14th amendment

President Donald Trump is looking to change the U.S. constitution and do away with birthright citizenship.
Laurence Tribe calls out the president for trying to "reverse the outcome of the Civil War" and rewrite the 14th Amendment.
A "men's rights" group argues the Military Selective Service Act violates the equal-protection clause in the Constitution.
“Our Constitution is a bipartisan document, designed to endure for ages,” George Conway and Neal Katyal wrote in an op-ed.
“Well, you obviously cannot do that,” the House speaker said.
Since the lawsuits and countersuits between the state of North Carolina and federal government, an interesting question arose in a New York Times article: "Can a law written in the heat of the civil rights movement generations ago, apply to people its drafters never intended to cover?"
As members of Congress -- as well as one candidate for the presidency -- repeatedly speak about rolling back women's reproductive rights, it's time to take a hard look at the actual status of women in the United States.
When any religious person claims that a sacred text is "dead" -- in that the understanding of its meaning is fixed forever -- they are directly at odds with their own idea of a living, active God
In 1789 the franchise was restricted to white men, but not all white men. Only those possessing a minimum amount of property or paid taxes could vote. In 1800, just three states permitted white manhood suffrage-the right to vote-- without qualification.
At the present time only six U.S. states allow adopted citizens unrestricted access to their own authentic birth certificates (AL, AK, CO, KS, ME, OR). Eight other states allow access but with restrictions that do not apply to non-adoptees in those states.
Check out the highlights from Wednesday's Supreme Court drama.
He made the comments during a major case about affirmative action at public universities.
In a contentious hearing, the Supreme Court shows deep divisions on whether race can remain a factor in college admissions.
If a majority of the justices get their way, the rules of the democratic process could get tougher than ever before.

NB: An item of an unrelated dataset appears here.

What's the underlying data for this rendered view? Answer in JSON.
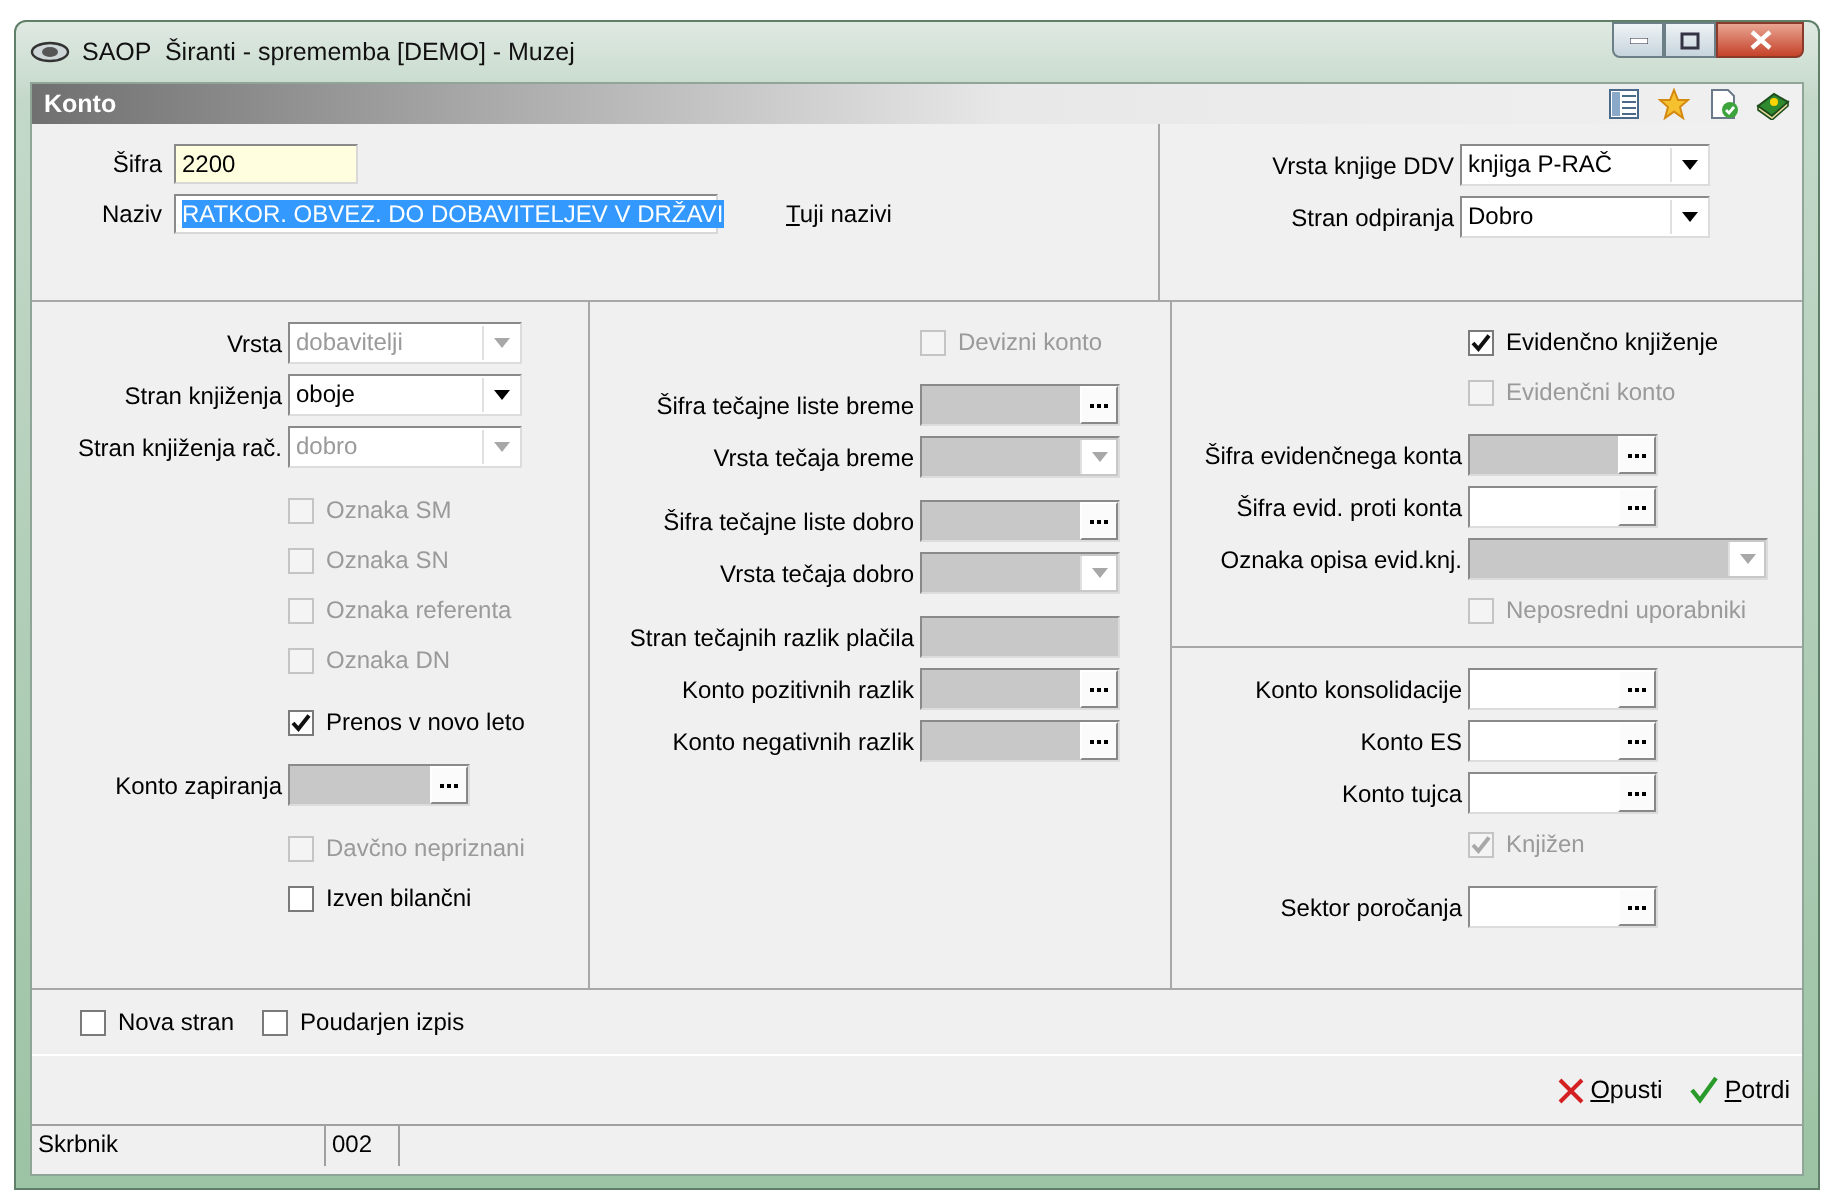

The biggest voting rights case of the year may depend on a few sentences that never saw the light of day -- until now.